### PROBLEM TO SOLVE:
Among the following entries, count the lines that contain "name" and report only the result.

### STUDY MATERIAL:
....................

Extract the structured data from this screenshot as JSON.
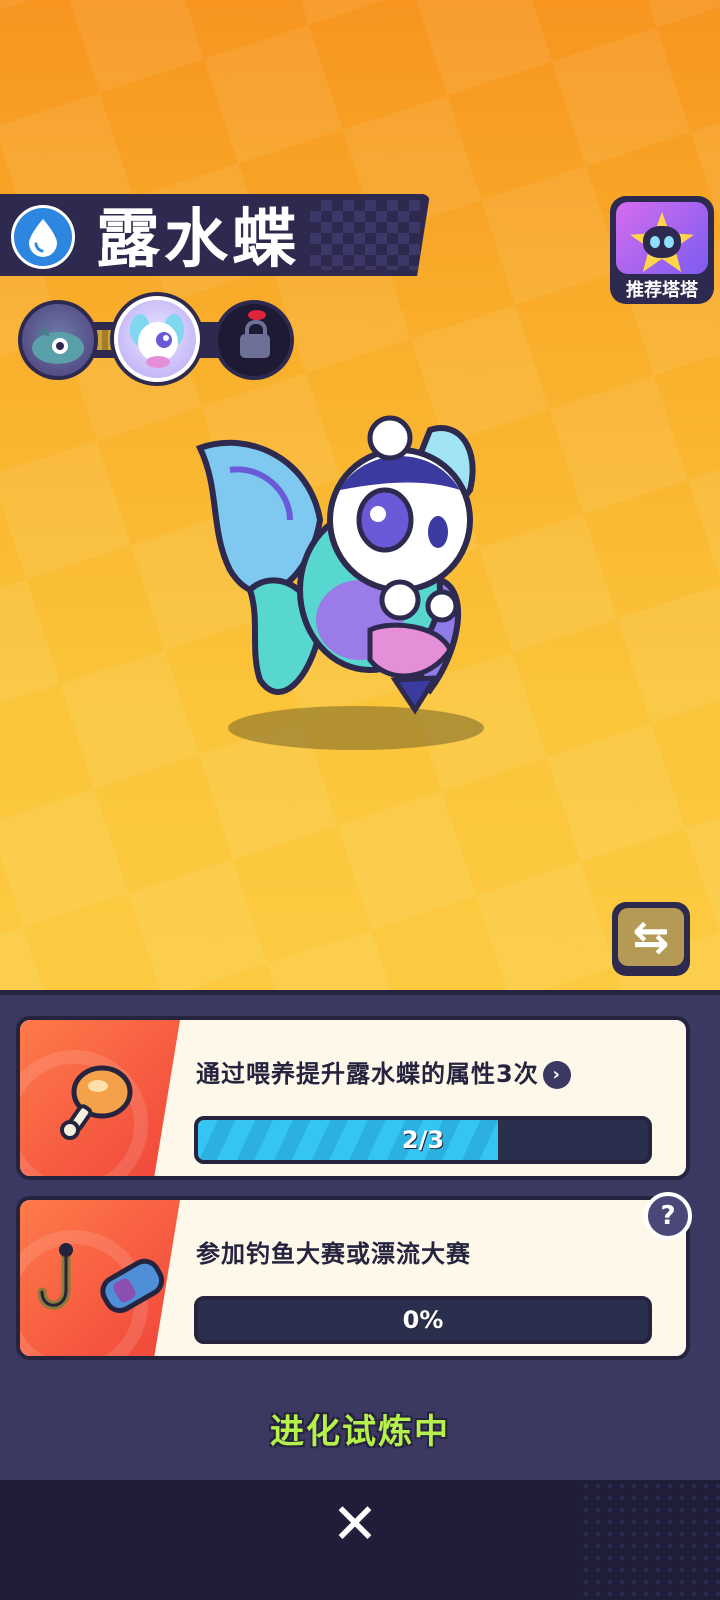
{
  "pet": {
    "name": "露水蝶",
    "element_icon": "water-drop-icon"
  },
  "header": {
    "recommend_label": "推荐塔塔"
  },
  "evolution_stages": [
    {
      "name": "stage-1",
      "state": "past"
    },
    {
      "name": "stage-2",
      "state": "current"
    },
    {
      "name": "stage-3",
      "state": "locked"
    }
  ],
  "tasks": [
    {
      "text": "通过喂养提升露水蝶的属性3次",
      "progress_label": "2/3",
      "progress": 0.667,
      "icon": "meat-drumstick-icon"
    },
    {
      "text": "参加钓鱼大赛或漂流大赛",
      "progress_label": "0%",
      "progress": 0,
      "icon": "fishing-hook-icon"
    }
  ],
  "status": {
    "label": "进化试炼中"
  },
  "colors": {
    "accent_green": "#b6f04a",
    "progress_blue": "#34c5f0",
    "panel": "#3b3862"
  }
}
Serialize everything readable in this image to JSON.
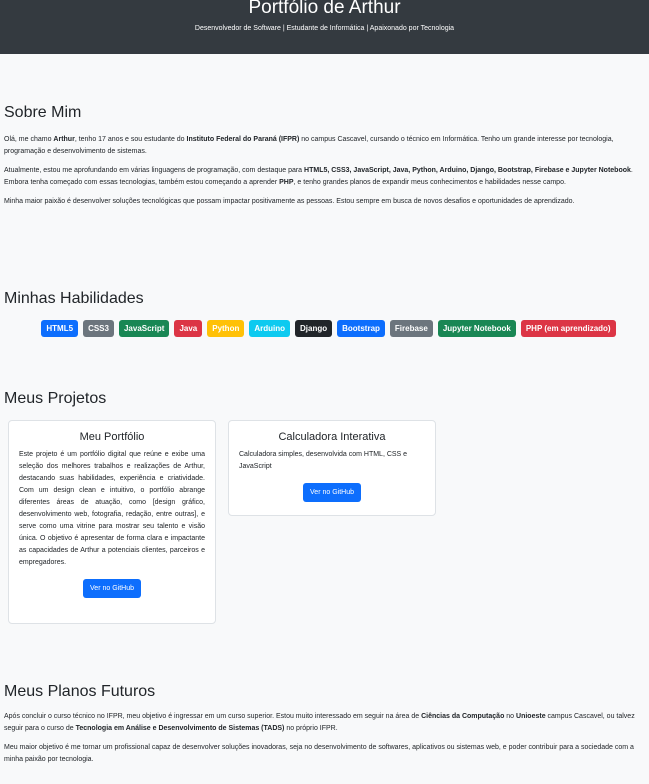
{
  "header": {
    "title": "Portfólio de Arthur",
    "subtitle": "Desenvolvedor de Software | Estudante de Informática | Apaixonado por Tecnologia"
  },
  "about": {
    "heading": "Sobre Mim",
    "p1": {
      "a": "Olá, me chamo ",
      "b1": "Arthur",
      "c": ", tenho 17 anos e sou estudante do ",
      "b2": "Instituto Federal do Paraná (IFPR)",
      "d": " no campus Cascavel, cursando o técnico em Informática. Tenho um grande interesse por tecnologia, programação e desenvolvimento de sistemas."
    },
    "p2": {
      "a": "Atualmente, estou me aprofundando em várias linguagens de programação, com destaque para ",
      "b1": "HTML5, CSS3, JavaScript, Java, Python, Arduino, Django, Bootstrap, Firebase e Jupyter Notebook",
      "c": ". Embora tenha começado com essas tecnologias, também estou começando a aprender ",
      "b2": "PHP",
      "d": ", e tenho grandes planos de expandir meus conhecimentos e habilidades nesse campo."
    },
    "p3": "Minha maior paixão é desenvolver soluções tecnológicas que possam impactar positivamente as pessoas. Estou sempre em busca de novos desafios e oportunidades de aprendizado."
  },
  "skills": {
    "heading": "Minhas Habilidades",
    "badges": [
      {
        "label": "HTML5",
        "color": "#0d6efd"
      },
      {
        "label": "CSS3",
        "color": "#6c757d"
      },
      {
        "label": "JavaScript",
        "color": "#198754"
      },
      {
        "label": "Java",
        "color": "#dc3545"
      },
      {
        "label": "Python",
        "color": "#ffc107"
      },
      {
        "label": "Arduino",
        "color": "#0dcaf0"
      },
      {
        "label": "Django",
        "color": "#212529"
      },
      {
        "label": "Bootstrap",
        "color": "#0d6efd"
      },
      {
        "label": "Firebase",
        "color": "#6c757d"
      },
      {
        "label": "Jupyter Notebook",
        "color": "#198754"
      },
      {
        "label": "PHP (em aprendizado)",
        "color": "#dc3545"
      }
    ]
  },
  "projects": {
    "heading": "Meus Projetos",
    "items": [
      {
        "title": "Meu Portfólio",
        "description": "Este projeto é um portfólio digital que reúne e exibe uma seleção dos melhores trabalhos e realizações de Arthur, destacando suas habilidades, experiência e criatividade. Com um design clean e intuitivo, o portfólio abrange diferentes áreas de atuação, como [design gráfico, desenvolvimento web, fotografia, redação, entre outras], e serve como uma vitrine para mostrar seu talento e visão única. O objetivo é apresentar de forma clara e impactante as capacidades de Arthur a potenciais clientes, parceiros e empregadores.",
        "button": "Ver no GitHub"
      },
      {
        "title": "Calculadora Interativa",
        "description": "Calculadora simples, desenvolvida com HTML, CSS e JavaScript",
        "button": "Ver no GitHub"
      }
    ]
  },
  "future": {
    "heading": "Meus Planos Futuros",
    "p1": {
      "a": "Após concluir o curso técnico no IFPR, meu objetivo é ingressar em um curso superior. Estou muito interessado em seguir na área de ",
      "b1": "Ciências da Computação",
      "c": " no ",
      "b2": "Unioeste",
      "d": " campus Cascavel, ou talvez seguir para o curso de ",
      "b3": "Tecnologia em Análise e Desenvolvimento de Sistemas (TADS)",
      "e": " no próprio IFPR."
    },
    "p2": "Meu maior objetivo é me tornar um profissional capaz de desenvolver soluções inovadoras, seja no desenvolvimento de softwares, aplicativos ou sistemas web, e poder contribuir para a sociedade com a minha paixão por tecnologia."
  }
}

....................

### RESPONSE AREA:
4